One of the new studies focused on a gene called Grb10 that is expressed by hematopoietic stem cells. Grb10's function was previously not known, so to better understand its role, the scientists deleted Grb10 from hematopoietic stem cells in lab dishes and in mice that had received radiation. They found that deleting Grb10 strongly promotes hematopoietic stem cell self-renewal and differentiation.
In the other study, researchers analyzed a protein called DKK1. DKK1 is produced by a gene expressed by a specific "bone progenitor" cell that is present in the "niche," or cellular environment, that surrounds the hematopoietic stem cell. Typically, bone progenitor cells regenerate bone, but scientists had previously hypothesized that these cells also play an important role in regulating hematopoietic stem cells' ability to self-renew and differentiate into other blood cells.
"The cellular niche is like the soil that surrounds the stem cell 'seed' and helps it grow and proliferate," said Dr. John Chute, professor of medicine in the Division of Hematology Oncology in the UCLA David Geffen School of Medicine and the study's senior author. "Our hypothesis was that the bone progenitor cell in the niche may promote hematopoietic stem cell regeneration after injury."
The researchers showed that adding DKK1 to hematopoietic stem cells in lab dishes and mice that had received radiation produced a cascade effect within the cell niche that greatly enhanced hematopoietic stem cells' ability to self-renew and differentiate into other blood cells.
Taken together, the studies uncover two molecular mechanisms that could potentially be manipulated to increase the regenerative properties of hematopoietic stem cells and improve cancer therapy.
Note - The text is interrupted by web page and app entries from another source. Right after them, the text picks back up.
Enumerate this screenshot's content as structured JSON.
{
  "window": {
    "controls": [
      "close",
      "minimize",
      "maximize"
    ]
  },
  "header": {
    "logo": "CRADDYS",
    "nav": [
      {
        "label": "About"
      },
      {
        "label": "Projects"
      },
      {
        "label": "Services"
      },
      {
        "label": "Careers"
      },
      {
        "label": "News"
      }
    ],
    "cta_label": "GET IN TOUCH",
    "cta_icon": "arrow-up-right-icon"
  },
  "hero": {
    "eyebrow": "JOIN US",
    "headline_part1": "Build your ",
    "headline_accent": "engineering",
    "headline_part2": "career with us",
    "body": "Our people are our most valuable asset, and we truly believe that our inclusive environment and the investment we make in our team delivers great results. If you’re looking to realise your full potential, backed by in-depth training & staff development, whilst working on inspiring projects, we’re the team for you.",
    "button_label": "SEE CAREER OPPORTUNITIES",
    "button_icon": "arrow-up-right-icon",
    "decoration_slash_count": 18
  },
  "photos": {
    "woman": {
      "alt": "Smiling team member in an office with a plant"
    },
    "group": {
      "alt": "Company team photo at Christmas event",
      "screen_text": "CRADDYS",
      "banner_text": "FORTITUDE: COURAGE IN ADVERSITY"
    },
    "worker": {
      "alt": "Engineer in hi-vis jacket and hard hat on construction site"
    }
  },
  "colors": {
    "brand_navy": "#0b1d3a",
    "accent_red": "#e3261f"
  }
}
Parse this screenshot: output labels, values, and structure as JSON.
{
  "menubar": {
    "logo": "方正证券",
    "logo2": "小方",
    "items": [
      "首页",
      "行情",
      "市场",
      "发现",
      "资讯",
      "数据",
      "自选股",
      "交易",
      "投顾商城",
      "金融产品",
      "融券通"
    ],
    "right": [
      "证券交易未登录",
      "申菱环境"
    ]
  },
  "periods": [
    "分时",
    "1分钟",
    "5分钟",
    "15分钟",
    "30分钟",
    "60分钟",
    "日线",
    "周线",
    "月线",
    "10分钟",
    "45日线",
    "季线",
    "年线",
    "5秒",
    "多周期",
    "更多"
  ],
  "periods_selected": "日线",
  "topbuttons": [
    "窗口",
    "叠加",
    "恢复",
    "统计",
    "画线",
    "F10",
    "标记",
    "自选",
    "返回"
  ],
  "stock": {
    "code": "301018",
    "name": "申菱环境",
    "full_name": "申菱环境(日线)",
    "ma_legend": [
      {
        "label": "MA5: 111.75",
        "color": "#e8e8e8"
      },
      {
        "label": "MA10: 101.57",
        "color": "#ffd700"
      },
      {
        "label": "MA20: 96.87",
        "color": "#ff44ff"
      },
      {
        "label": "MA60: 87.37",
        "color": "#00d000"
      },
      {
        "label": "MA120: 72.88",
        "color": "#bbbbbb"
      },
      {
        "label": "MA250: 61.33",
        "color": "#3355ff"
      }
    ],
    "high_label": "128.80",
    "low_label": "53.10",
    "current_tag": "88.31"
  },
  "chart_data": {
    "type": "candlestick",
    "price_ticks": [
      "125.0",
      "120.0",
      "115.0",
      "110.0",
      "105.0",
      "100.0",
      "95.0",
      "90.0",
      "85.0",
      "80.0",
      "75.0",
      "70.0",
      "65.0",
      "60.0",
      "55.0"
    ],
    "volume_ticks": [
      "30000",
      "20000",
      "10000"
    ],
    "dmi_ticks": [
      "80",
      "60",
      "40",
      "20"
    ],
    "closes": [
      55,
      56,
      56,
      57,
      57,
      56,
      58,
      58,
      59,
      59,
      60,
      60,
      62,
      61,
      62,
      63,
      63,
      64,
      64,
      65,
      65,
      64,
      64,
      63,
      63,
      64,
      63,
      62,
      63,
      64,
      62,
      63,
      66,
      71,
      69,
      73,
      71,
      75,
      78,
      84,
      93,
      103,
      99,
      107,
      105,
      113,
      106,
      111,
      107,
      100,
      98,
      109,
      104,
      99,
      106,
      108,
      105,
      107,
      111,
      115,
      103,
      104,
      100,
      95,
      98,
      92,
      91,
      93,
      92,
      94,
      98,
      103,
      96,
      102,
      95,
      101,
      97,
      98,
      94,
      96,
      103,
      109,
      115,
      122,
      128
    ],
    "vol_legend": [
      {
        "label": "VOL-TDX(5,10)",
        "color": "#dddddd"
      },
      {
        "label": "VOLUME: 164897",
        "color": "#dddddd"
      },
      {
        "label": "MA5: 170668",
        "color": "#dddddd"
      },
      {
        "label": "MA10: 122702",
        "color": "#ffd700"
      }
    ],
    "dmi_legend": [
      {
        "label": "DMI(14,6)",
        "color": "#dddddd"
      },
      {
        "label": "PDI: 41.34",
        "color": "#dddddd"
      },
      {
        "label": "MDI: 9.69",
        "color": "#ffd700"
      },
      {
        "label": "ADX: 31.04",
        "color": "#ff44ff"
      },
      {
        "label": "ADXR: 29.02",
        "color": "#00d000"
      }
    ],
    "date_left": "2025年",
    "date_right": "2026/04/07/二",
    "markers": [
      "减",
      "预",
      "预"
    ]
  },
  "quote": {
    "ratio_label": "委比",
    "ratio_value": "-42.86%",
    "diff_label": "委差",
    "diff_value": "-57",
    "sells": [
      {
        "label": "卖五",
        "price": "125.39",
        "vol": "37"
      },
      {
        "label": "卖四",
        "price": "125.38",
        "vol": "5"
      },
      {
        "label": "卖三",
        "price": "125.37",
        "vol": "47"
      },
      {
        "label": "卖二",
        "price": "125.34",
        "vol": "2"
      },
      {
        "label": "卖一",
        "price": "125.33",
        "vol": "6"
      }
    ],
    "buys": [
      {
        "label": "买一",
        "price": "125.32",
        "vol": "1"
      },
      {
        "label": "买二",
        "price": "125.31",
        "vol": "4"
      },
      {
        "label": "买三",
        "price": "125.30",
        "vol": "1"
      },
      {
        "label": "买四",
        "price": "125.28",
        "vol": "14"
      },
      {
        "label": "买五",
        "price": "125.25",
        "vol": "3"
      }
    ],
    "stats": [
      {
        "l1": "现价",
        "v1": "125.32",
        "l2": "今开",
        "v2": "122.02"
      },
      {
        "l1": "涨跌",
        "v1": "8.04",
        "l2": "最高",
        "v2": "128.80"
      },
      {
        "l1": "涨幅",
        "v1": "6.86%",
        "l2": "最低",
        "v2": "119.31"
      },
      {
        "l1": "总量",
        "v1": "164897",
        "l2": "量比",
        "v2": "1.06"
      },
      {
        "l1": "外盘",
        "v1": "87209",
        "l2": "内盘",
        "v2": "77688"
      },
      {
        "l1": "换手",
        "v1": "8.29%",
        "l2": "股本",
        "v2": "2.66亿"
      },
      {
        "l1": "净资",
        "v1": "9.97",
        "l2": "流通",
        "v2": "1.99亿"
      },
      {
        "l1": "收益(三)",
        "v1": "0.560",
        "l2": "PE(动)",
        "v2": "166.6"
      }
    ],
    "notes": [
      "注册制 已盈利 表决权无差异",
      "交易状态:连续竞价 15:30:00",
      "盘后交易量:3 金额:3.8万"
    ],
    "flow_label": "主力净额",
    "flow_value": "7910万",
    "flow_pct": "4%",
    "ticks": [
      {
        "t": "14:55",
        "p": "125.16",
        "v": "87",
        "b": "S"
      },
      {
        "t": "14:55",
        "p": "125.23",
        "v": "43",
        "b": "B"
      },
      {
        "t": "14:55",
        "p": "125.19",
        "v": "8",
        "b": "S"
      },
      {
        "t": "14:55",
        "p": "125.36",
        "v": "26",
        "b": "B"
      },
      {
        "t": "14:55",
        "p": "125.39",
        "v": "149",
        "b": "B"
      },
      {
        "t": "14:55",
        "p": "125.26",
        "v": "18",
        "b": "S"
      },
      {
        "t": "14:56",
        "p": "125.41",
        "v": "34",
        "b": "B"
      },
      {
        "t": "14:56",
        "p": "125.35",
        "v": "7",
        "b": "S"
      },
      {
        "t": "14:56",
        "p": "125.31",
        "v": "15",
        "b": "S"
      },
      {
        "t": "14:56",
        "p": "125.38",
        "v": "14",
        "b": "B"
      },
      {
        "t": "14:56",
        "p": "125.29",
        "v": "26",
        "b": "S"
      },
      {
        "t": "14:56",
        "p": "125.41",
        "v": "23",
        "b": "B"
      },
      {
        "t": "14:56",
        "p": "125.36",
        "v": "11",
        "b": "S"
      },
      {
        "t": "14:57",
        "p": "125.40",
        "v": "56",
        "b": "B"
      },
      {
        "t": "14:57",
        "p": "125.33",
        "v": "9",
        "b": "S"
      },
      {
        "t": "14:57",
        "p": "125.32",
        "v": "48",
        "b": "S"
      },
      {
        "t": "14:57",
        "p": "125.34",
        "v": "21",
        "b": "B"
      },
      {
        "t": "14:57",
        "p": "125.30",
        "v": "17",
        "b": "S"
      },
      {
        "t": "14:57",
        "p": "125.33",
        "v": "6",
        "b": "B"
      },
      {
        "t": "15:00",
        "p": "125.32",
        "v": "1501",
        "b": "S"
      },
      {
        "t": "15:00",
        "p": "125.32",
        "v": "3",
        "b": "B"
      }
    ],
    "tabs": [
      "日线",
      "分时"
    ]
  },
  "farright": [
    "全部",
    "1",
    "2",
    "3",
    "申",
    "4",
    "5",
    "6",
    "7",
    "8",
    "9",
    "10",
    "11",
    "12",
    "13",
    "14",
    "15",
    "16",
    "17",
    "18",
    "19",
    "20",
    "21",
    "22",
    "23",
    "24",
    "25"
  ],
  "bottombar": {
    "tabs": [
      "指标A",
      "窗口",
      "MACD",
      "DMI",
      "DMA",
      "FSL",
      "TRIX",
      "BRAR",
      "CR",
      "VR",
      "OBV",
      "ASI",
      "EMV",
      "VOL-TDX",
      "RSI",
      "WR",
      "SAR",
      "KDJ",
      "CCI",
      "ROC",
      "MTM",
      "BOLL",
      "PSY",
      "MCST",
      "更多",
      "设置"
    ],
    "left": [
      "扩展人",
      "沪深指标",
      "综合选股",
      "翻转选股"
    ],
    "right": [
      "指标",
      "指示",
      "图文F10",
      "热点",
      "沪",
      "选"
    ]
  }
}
Scientists can now test drugs that inhibit Grb10 or test the effectiveness of administering DKK1 intravenously to promote immune regeneration in people who have received chemotherapy and radiation or those undergoing bone marrow transplants.
Chute, who also is a member of the UCLA Jonsson Comprehensive Cancer Center, is the senior author of both papers. The first author of the Nature Medicine study is Heather Himburg and other authors are Mamle Quarmyne, Xiao Yan, Joshua Sasine, Liman Zhao, Grace Hancock, Jenny Kan, Katie Pohl and Evelyn Tran of UCLA; and Phuong Doan, Nelson Chao and Jeffrey Harris of Duke University.
Other authors of the Cell Reports study are Yan, Himburg, Pohl, Quarmyne, Tran, Yurun Zhang, Tianchang Fang, Kan and Zhao of UCLA; and Doan and Chao of Duke University.
The studies were published in the journals Nature Medicine (embargo lifts at 11:00 a.m. US Eastern time on Monday, December 5, 2016) and Cell Reports (published on November 1, 2016).
The studies were funded by grants from the National Heart, Lung, and Blood Institute (HL-086998-05), the National Institute of Allergy and Infectious Diseases (AI-067798), a California Institute for Regenerative Medicine Leadership Award (LA1-08014), a National Institute of Allergy and Infectious Diseases' Centers for Medical Countermeasures Against Radiation Pilot Award (2U19AI067773-11), and by the UCLA Broad Stem Cell Research Center.